Facebook is essentially a non-stop party where everyone you’ve ever known is invited, only a fraction of them show up and instead of joining the party, they start their own simultaneous party. It’s a reversal of the compartmentalized life that we live in-person. Therefore, it’s always fun to me when I engage in a conversation with a friend from college, a former student, a family member and a co-worker. However, it gets tricky, because I’m never sure what type of comment will offend a particular subset of friends and if I’m not careful, my Facebook can resemble anti-social media.
So, we gather together a fairly random sample of friends for Joel’s birthday party. It’s not deliberate, really. It’s just that, being six years old, Joel doesn’t categorize friends into separate groups that might be offended by one another. As long as you don’t call him fart face or stupid head, you pretty much remain in his circle of friends.
We’re united, not by religious, political or social affiliation, but for the fact that we’re all pretty fond of Joel and we’re proud of him for staying alive another year. (At this age, it’s not much of an accomplishment, in ninety years, it will be a huge deal). It’s a convergence of our community among friends, neighbors, family and church. Thus, I’m not sure how to navigate conversation among such a diverse group. It’s my home, so house rules should suffice. But it’s not that easy.
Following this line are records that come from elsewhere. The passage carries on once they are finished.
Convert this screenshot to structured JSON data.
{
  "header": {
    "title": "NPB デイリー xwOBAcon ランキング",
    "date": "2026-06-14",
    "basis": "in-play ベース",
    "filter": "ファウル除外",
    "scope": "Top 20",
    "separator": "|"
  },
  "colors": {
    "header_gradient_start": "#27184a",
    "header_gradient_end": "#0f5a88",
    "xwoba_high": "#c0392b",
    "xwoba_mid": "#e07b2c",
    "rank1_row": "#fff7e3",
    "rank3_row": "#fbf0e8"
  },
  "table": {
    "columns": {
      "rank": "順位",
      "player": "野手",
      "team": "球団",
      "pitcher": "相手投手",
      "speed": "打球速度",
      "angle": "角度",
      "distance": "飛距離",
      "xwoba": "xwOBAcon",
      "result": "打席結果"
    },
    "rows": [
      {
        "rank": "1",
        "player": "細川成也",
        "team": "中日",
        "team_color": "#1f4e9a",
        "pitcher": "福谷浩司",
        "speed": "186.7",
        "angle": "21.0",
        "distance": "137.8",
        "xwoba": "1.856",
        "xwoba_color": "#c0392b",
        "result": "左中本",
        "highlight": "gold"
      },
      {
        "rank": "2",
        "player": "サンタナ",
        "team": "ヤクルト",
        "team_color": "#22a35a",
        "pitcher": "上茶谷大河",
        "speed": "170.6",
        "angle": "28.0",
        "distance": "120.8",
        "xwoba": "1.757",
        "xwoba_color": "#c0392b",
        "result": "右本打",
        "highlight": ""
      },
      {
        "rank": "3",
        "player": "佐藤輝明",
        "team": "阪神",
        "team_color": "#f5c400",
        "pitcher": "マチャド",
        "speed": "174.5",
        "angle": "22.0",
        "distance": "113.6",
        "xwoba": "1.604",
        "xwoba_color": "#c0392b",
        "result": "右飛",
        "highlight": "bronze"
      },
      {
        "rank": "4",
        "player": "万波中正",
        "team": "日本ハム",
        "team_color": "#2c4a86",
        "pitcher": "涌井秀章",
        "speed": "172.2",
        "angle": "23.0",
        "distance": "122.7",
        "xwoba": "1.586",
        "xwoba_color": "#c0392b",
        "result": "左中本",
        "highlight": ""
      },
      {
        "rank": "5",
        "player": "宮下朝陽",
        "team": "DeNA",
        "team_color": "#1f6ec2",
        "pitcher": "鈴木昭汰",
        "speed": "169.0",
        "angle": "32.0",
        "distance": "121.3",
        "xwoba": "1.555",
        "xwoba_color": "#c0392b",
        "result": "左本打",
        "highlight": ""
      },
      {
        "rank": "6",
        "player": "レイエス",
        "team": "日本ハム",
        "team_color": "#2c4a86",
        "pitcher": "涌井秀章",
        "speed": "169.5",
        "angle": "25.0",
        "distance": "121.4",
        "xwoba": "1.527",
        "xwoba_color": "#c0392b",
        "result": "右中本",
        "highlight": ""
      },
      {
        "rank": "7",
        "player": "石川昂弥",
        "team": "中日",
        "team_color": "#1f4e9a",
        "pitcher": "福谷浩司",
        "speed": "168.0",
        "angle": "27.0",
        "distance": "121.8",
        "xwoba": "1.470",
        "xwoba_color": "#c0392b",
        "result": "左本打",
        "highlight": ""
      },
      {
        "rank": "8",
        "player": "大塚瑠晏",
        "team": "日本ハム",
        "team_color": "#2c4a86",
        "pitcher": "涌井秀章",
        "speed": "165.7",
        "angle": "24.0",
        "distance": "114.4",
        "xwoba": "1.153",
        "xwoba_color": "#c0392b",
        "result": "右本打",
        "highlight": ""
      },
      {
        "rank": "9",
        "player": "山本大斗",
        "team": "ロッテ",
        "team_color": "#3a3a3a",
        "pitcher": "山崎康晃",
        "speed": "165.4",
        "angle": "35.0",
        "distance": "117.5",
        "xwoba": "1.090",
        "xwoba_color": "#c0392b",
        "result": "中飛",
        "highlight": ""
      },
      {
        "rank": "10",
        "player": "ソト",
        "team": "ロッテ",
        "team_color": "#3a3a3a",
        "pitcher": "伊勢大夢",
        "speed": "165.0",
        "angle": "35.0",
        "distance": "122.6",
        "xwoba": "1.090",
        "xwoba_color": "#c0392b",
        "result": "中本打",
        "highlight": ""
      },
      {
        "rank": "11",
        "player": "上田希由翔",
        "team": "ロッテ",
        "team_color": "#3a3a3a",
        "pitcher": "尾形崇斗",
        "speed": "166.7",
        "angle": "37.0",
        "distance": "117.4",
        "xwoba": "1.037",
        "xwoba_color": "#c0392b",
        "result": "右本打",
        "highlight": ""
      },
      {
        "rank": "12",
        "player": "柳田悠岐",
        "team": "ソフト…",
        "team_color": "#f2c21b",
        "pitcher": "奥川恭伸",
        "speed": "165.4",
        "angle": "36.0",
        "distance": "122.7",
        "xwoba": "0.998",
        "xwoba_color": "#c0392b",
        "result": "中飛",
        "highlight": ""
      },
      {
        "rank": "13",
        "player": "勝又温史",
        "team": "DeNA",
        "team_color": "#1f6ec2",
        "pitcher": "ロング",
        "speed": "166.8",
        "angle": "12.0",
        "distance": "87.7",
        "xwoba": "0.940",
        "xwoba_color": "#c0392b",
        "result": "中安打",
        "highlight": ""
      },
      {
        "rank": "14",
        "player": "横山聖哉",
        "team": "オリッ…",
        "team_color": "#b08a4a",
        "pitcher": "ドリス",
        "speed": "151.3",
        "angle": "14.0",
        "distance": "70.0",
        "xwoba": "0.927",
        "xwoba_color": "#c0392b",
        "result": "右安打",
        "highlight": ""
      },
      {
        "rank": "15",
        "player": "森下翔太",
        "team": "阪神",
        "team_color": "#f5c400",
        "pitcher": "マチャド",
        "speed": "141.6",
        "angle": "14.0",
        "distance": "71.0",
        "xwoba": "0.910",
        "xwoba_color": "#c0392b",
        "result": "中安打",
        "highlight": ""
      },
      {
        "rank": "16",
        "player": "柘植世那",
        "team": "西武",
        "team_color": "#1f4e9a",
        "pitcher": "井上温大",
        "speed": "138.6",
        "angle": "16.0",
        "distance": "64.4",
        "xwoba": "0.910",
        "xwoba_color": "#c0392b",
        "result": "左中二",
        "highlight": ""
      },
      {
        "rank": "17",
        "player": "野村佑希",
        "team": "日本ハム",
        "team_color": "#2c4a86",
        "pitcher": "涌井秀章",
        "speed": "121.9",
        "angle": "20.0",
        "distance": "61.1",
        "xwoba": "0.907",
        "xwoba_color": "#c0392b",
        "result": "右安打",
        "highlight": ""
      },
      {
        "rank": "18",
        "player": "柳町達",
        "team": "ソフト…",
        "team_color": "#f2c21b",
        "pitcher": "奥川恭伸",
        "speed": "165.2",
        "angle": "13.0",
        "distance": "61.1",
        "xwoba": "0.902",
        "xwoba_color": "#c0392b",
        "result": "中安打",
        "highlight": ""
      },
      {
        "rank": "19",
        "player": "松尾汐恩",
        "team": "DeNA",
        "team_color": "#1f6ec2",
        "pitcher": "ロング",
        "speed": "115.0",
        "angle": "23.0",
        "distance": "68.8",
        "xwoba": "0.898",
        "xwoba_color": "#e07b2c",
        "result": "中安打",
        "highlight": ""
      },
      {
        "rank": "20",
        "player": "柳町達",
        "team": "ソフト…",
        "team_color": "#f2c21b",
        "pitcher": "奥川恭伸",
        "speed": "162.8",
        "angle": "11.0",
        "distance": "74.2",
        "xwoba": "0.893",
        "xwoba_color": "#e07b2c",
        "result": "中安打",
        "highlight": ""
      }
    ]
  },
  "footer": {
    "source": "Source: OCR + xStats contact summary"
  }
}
I try, at first, to talk about the weather. It’s hot. I get it. Somehow talking about it makes it feel hotter. I try sports. Epic fail. I’ll keep away from politics or religion. And, within a few minutes, I realize that our movie-going experiences are entirely exhausted after talking about a few Pixar flicks.
Somehow the conversation shifts to the quality of a child’s school. When it looks like a potentially intense debate about public versus charter schools (and I’m wondering if it will get into home schooling or unschooling), I ask, “So, what’s the purpose of an education?”
“It’s about learning to think better,” someone says.
“Yeah, but it’s more than just thinking. I want my kids to learn to empathize. I want them to act better. So I guess I want something that’s holistic.”
“I think we’re missing character education,” another parent explains.
“I disagree with you. If you make it that broad, nothing gets done. You want a holistic education? Let the parents do that. You want to instill values, teach your kid values. But when my son goes to school, I want him to learn math and reading and writing.”
“Yes, but that can be within the context of a holistic education . . . ”
And so it goes, a respectful dialogue from a group that hardly knows each other. True, it’s more like a Twitter #edchat than a Facebook wall post, but it’s that rare moments when we get an in-person, small group conversation that challenges each person’s presuppositions on a topic that really matters. And I’m struck that there’s as much or more ideological diversity here in my kitchen than there is in a global #chat.
It has me thinking that perhaps the most powerful part of social media is the potential for us to engage in hard conversations without keeping people in ideological compartments. We have the opportunity to use social media to challenge what we believe if we use it for respectful debate rather than a groupthink echo chamber.